Monolithic Domes have been proven to withstand earthquakes, hurricanes, fires, and even gun shots. But what about an explosion? Thanks to a test by South Industries, we know the answer.
This test began in 2007 when South Industries began pursuing military complex structures. They were trying to balance force protection and rapid deployment for hostile areas, two considerations for the military.
When planning these structures it seemed that these domes would be able to resistant explosives, explains Andrew South, Vice President of Business Development at South Industries. The reinforced concrete used to make the dome paired with the shape of the structure makes it ideal for protection against explosive force. Although these calculations added up, the company wanted to test it out in actuality. “We can talk about these advantages in the abstract, but there is something about seeing it in action,” South stated.
To make this test a reality, the company used a small ultrathin Ecoshell with the minimum reinforcement. This structure had a thickness of 2 inches, while most Monolithic Domes are at least 3 inches thick, and FEMA approved structures even more. The idea was to prove that even at the weakest point a dome could provide sufficient protect from a blast.

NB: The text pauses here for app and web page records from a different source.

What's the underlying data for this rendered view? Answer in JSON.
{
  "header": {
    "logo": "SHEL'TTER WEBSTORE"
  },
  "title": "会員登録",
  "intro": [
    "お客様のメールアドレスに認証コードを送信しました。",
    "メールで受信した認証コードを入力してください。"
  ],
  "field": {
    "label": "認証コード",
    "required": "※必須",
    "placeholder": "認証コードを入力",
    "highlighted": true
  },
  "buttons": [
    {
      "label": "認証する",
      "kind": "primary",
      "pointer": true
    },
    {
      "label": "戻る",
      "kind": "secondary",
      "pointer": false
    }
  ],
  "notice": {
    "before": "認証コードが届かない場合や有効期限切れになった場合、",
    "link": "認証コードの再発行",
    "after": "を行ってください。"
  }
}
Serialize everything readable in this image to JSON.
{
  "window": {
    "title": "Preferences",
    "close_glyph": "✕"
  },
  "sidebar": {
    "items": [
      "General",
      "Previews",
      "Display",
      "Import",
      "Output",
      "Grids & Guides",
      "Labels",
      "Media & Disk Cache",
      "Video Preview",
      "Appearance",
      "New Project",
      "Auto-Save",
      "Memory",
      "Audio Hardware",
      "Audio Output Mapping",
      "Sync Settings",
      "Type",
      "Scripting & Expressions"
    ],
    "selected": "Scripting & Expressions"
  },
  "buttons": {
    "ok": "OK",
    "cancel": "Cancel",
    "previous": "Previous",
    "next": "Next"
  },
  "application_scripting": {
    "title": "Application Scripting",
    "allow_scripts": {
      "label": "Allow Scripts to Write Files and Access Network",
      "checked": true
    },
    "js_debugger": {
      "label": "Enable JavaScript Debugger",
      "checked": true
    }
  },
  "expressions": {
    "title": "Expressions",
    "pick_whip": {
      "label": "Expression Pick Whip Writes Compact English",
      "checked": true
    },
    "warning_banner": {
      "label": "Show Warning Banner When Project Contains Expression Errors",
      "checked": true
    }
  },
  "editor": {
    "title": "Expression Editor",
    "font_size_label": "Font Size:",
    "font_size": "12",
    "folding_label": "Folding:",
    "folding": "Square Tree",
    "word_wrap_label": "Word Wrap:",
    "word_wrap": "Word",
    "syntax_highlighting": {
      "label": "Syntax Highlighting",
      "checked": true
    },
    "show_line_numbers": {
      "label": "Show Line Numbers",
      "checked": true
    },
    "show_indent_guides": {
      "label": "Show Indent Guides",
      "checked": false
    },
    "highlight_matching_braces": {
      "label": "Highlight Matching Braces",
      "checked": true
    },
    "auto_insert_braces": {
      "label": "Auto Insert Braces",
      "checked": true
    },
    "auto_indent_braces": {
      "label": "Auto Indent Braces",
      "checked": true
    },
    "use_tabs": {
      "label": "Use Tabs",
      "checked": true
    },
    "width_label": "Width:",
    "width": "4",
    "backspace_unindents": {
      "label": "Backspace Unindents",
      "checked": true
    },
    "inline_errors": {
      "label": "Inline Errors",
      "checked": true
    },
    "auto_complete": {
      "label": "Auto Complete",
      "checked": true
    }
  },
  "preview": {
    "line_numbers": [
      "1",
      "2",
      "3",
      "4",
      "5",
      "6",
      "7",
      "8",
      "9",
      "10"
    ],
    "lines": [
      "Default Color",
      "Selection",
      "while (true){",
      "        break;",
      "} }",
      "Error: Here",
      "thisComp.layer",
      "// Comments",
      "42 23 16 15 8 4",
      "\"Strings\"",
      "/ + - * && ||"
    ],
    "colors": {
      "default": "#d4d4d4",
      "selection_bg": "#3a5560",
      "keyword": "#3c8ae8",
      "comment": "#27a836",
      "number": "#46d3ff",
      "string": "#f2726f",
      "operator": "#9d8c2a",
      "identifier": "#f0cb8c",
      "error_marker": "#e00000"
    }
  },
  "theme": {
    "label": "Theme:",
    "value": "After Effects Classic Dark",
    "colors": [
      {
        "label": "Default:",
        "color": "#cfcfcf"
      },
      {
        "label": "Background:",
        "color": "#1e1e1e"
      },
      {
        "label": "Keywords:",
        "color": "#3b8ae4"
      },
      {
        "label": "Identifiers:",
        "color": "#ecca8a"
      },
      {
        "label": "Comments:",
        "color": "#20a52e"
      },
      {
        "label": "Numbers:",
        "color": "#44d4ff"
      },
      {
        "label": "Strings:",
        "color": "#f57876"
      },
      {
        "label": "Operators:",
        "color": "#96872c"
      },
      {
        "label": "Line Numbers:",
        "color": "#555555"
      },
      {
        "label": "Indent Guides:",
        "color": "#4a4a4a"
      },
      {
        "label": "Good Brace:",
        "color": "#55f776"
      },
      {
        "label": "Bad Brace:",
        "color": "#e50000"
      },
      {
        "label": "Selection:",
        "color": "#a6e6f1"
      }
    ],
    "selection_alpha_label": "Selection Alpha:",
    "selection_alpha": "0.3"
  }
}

To facilitate the test, three different charges of dynamite were placed one foot away from the dome, which each charge getting successively larger. The first charge contained 2 sticks of dynamite, the combined force of 1 pound of high explosives. No damage was done to the dome. The second charge contained 5 sticks of dynamite, the combined forced of 2.5 pounds of high explosives. Once again, it did no damage to the dome. The third charge contained 8 sticks of dynamite, the combined force of 4 pounds of high explosives. This charge did some damage, creating a six inch hole in the concrete wall.
When speaking of the results, South explained that “this is a structure developed for low income housing in developing economies. As such it has a relatively smaller percentage of the blast-resistant capacity that traditional Monolithic Domes provide.” Even though this was a weaker dome, he stated the test “showed that even this ‘lite’ concrete dome shell could withstand multiple successive charges, increasing in force, before a relatively small penetration.”
South Industries was founded by Monolithic Dome co-inventor Randy South. The company is headquartered in Menan, Idaho and has built domes all over the world.
Watch the video below for the explosions: